Home Editorial Law enforcement must up the ante on drugs in schools
Last year, the Customs Anti-Narcotics Unit (CANU) made public that the use and sale of the drug ecstasy was discovered in five schools. Known as a recreational drug, it has harmful side effects, including addiction and can cause altered sensations. CANU’s announcement might have come as a surprise to many and is extremely worrying. What is clear is that some young people have and are been exposed to a drug that also affects the brain and one that also has reportedly been used as a date rape trap.
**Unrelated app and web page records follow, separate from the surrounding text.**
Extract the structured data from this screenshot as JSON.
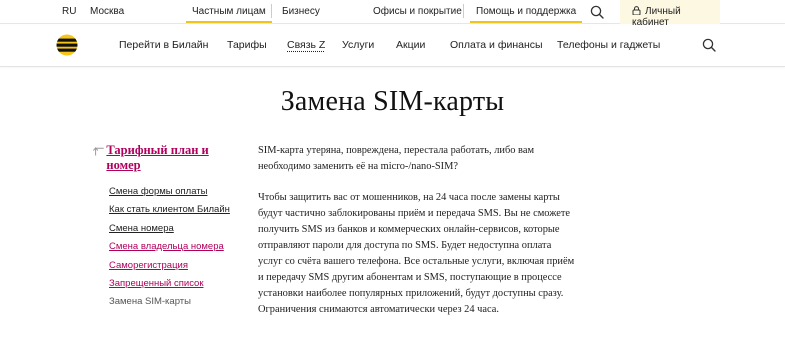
{
  "topbar": {
    "lang": "RU",
    "city": "Москва",
    "tabs": [
      {
        "label": "Частным лицам",
        "active": true
      },
      {
        "label": "Бизнесу",
        "active": false
      },
      {
        "label": "Офисы и покрытие",
        "active": false
      },
      {
        "label": "Помощь и поддержка",
        "active": true
      }
    ],
    "cabinet_label": "Личный кабинет"
  },
  "mainnav": {
    "items": [
      "Перейти в Билайн",
      "Тарифы",
      "Связь Z",
      "Услуги",
      "Акции",
      "Оплата и финансы",
      "Телефоны и гаджеты"
    ]
  },
  "page": {
    "title": "Замена SIM-карты"
  },
  "sidebar": {
    "category": "Тарифный план и номер",
    "items": [
      "Смена формы оплаты",
      "Как стать клиентом Билайн",
      "Смена номера",
      "Смена владельца номера",
      "Саморегистрация",
      "Запрещенный список",
      "Замена SIM-карты"
    ]
  },
  "content": {
    "intro": "SIM-карта утеряна, повреждена, перестала работать, либо вам необходимо заменить её на micro-/nano-SIM?",
    "paragraph": "Чтобы защитить вас от мошенников, на 24 часа после замены карты будут частично заблокированы приём и передача SMS. Вы не сможете получить SMS из банков и коммерческих онлайн-сервисов, которые отправляют пароли для доступа по SMS. Будет недоступна оплата услуг со счёта вашего телефона. Все остальные услуги, включая приём и передачу SMS другим абонентам и SMS, поступающие в процессе установки наиболее популярных приложений, будут доступны сразу. Ограничения снимаются автоматически через 24 часа."
  },
  "colors": {
    "accent_yellow": "#f0c418",
    "link_pink": "#b0005d",
    "cabinet_bg": "#fdf8e1"
  },
  "icons": {
    "top_search": "search-icon",
    "main_search": "search-icon",
    "cabinet": "lock-icon",
    "logo": "beeline-logo",
    "back": "back-arrow-icon"
  }
}
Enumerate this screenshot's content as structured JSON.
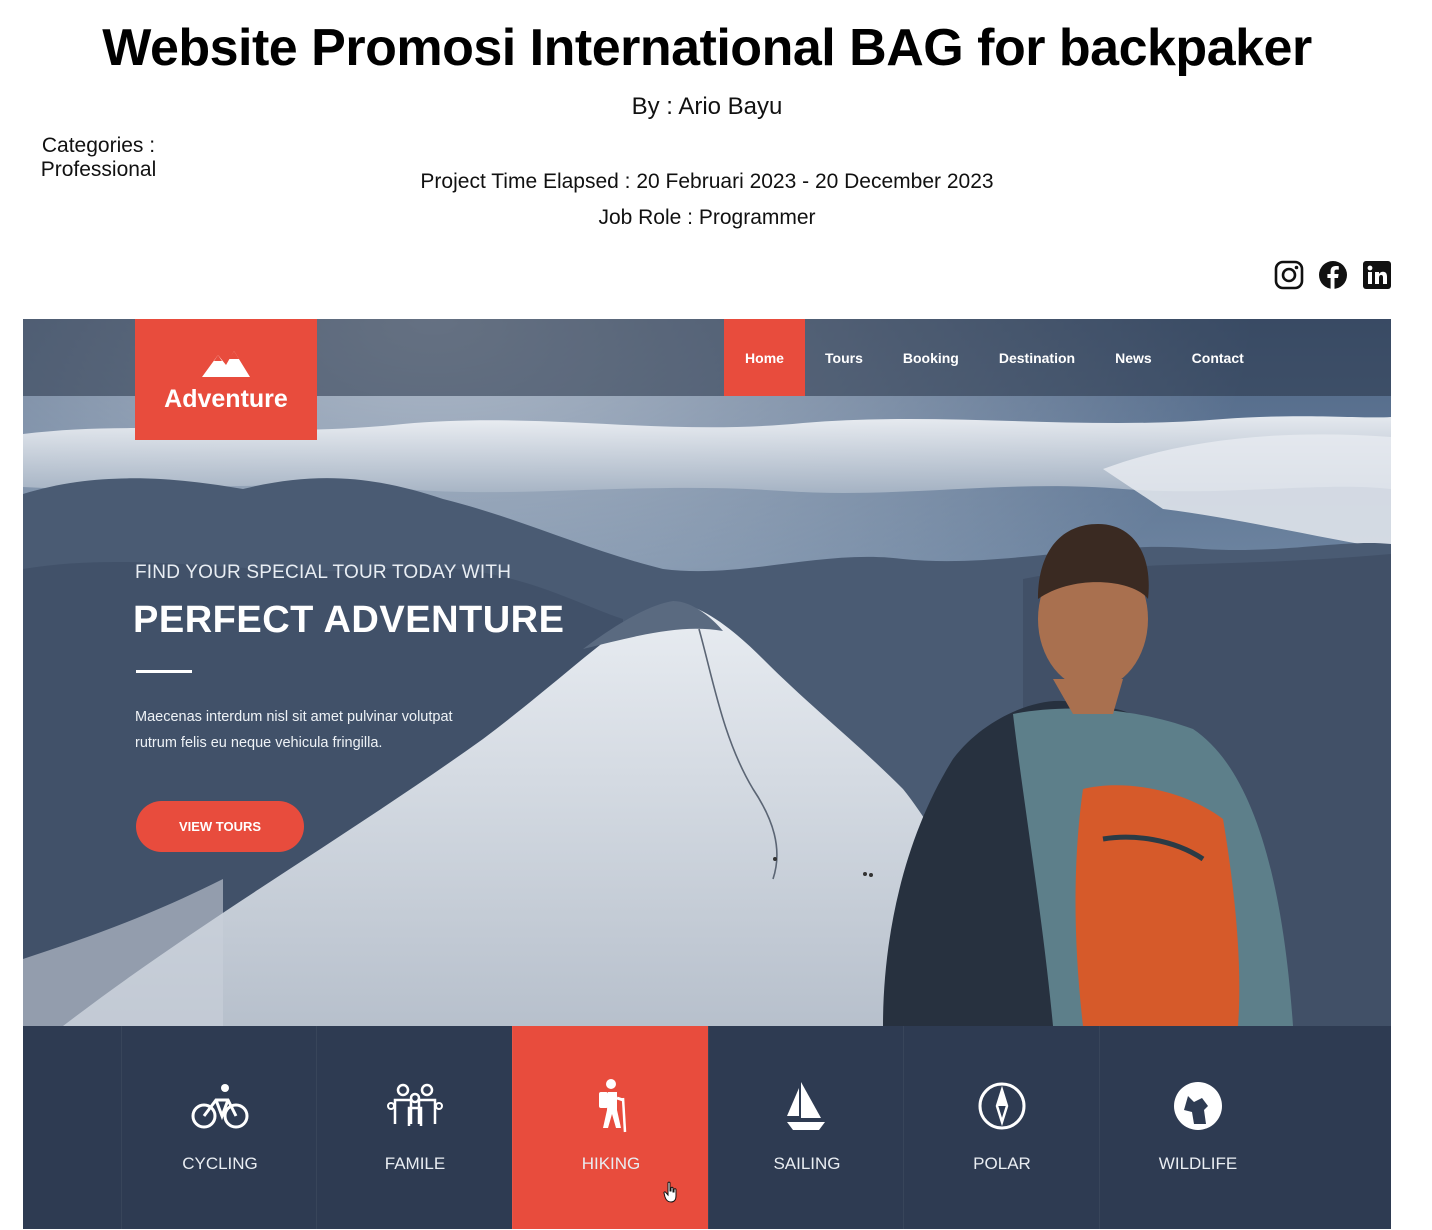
{
  "header": {
    "title": "Website Promosi International BAG for backpaker",
    "author": "By : Ario Bayu",
    "categories": "Categories : Professional",
    "time": "Project Time Elapsed : 20 Februari 2023 - 20 December 2023",
    "role": "Job Role : Programmer"
  },
  "social": [
    "instagram-icon",
    "facebook-icon",
    "linkedin-icon"
  ],
  "site": {
    "logo_text": "Adventure",
    "nav": [
      "Home",
      "Tours",
      "Booking",
      "Destination",
      "News",
      "Contact"
    ],
    "active_nav": "Home",
    "hero_subtitle": "FIND YOUR SPECIAL TOUR TODAY WITH",
    "hero_title": "PERFECT ADVENTURE",
    "hero_desc_line1": "Maecenas interdum nisl sit amet pulvinar volutpat",
    "hero_desc_line2": "rutrum felis eu neque vehicula fringilla.",
    "cta_label": "VIEW TOURS",
    "categories": [
      {
        "label": "CYCLING",
        "icon": "bicycle-icon"
      },
      {
        "label": "FAMILE",
        "icon": "family-icon"
      },
      {
        "label": "HIKING",
        "icon": "hiker-icon"
      },
      {
        "label": "SAILING",
        "icon": "sailboat-icon"
      },
      {
        "label": "POLAR",
        "icon": "compass-icon"
      },
      {
        "label": "WILDLIFE",
        "icon": "wolf-icon"
      }
    ],
    "active_category": "HIKING"
  },
  "colors": {
    "accent": "#e84c3d",
    "navy": "#2e3b52"
  }
}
Sadly, drug use in some schools is reportedly not new. Unfortunately, young minds are involved in cigarette smoking, consumption of alcohol to others that are far more harmful. Some are bold enough to capture the effects through unsavoury activities they engaged in afterwards evident from videos that circulate. CANU’s Deputy Head, Lesley Ramlall, noted that looking at the videos, especially those involving young girls, is really worrying for society.
Clearly this will now attract attention and the expectation would be for the implementation of measures to eliminate this illegal practice, especially within the school system. Law enforcement will have to up the ante in all aspects including intelligence, to holistically deal with this situation which has a frightening potential to become a wider problem.
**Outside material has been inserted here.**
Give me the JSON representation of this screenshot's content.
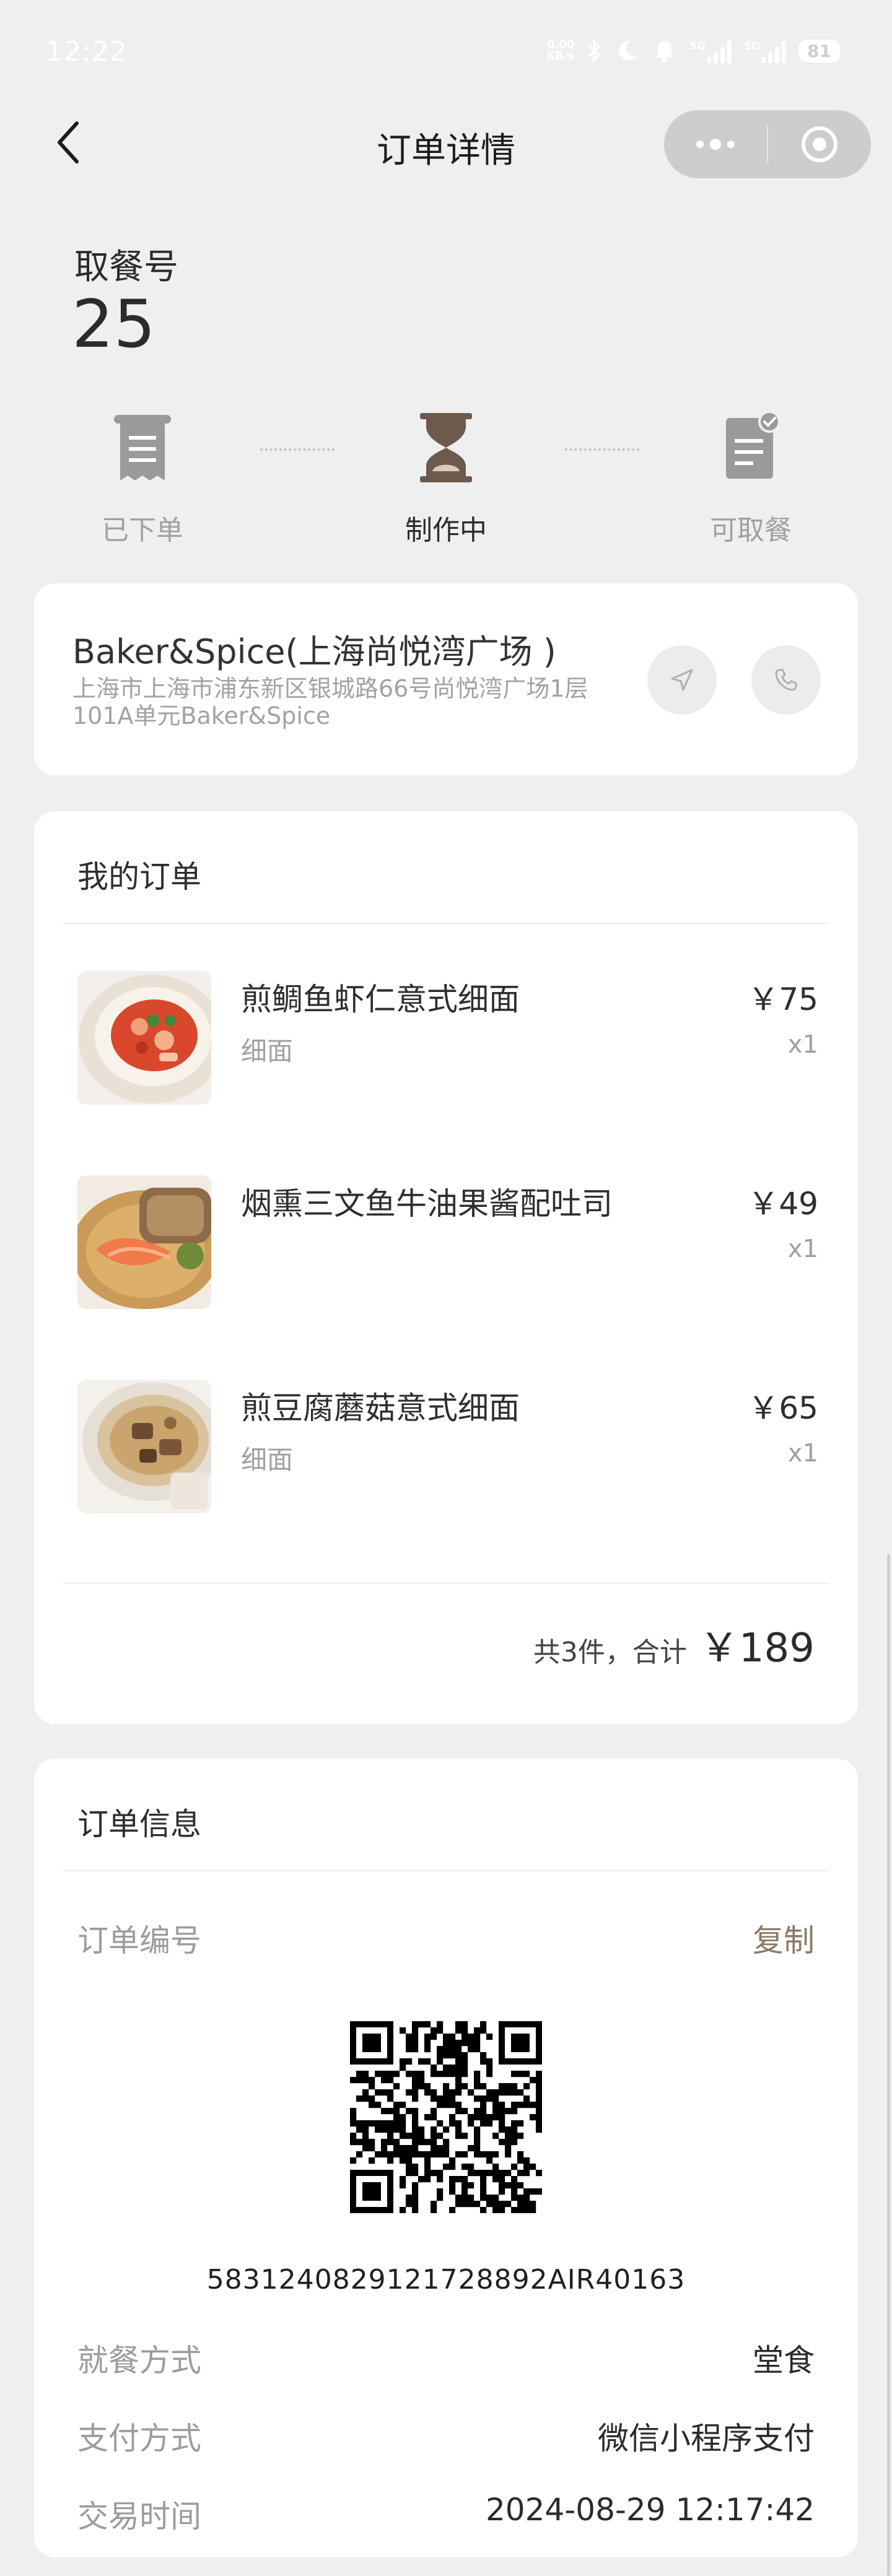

While CANU must be commended for making the discovery and alerting the nation, it rises the concerns over how long it might been ongoing; whether the schools were aware or whether they have the capacity to aid in identifying drug sales and use within. The drug trade tends to operate within a network and at this point it may be difficult to know how extensive it may be in the schools and whether the actual use is confined to the five.
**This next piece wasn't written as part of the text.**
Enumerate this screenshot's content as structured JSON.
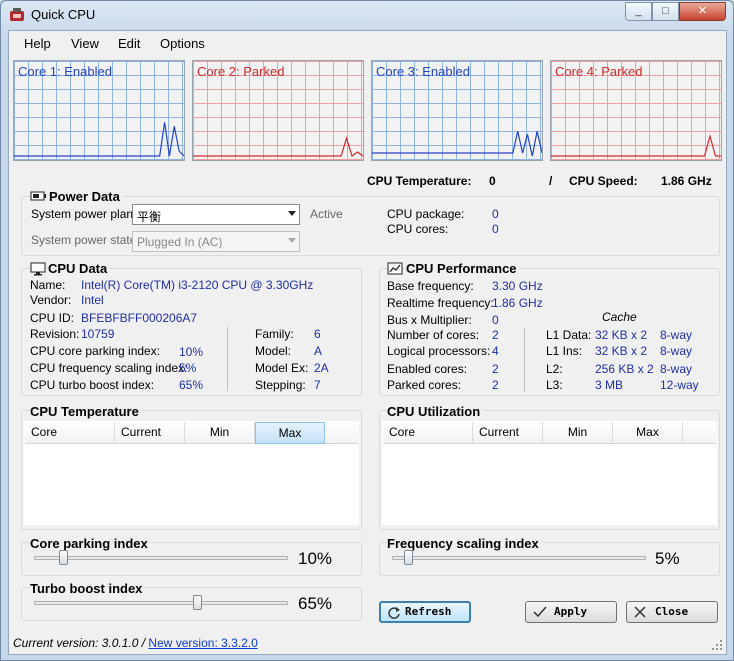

Another reality is that young people will experiment unfortunately with harmful things. This is where the Education Ministry will have to be more innovative to derive mechanisms to build capacity among teachers so that they can be able to spot any possible sign. Once again this will not be easy given the innovativeness of those involved. That aside, there must be some signs including changes in students’ behavioural pattern and performances depending upon the extent of usage. This is not just for ecstasy but other drugs as well.
The teachers will need to be supported in this fight and it may very well demand a relooking of policies at a higher level for the implementation of effective combating mechanisms. This would need some urgency given that some young people, who represent the future, are involved. It will take the involvement of all; parents, teachers, the Education Ministry and law enforcement.
Crucial is sustained education on the harmful effects of drug use for which the media should be encouraged to be a part of. It has to be national given what’s at stake. Maybe this could be the opportunity for the establishment of a structured school monitoring mechanism with specific responsibility. This has been touted before, for other reasons, where trained personnel could either be stationed or make visits to schools to gauge any related effects.
This will have to be thoroughly thought-out for there is the possibility it could feel that part of their responsibility is being usurped. They generally look for signs that could indicate a shift in behaviour and try to find a way of having it resolved. With what is now in the news, it begs the question of whether the situation has in some way moved beyond the remit of teachers; be it a lack of capacity or awareness or frankly being afraid to intervene.
Beyond these shores in some schools in the USA, metal detectors were forced to be installed following an upsurge of attacks on students by students in what was described as gang-related violence. That was after the situation had festered and grown. Routine searches here may not be farfetched to take nip the ecstasy.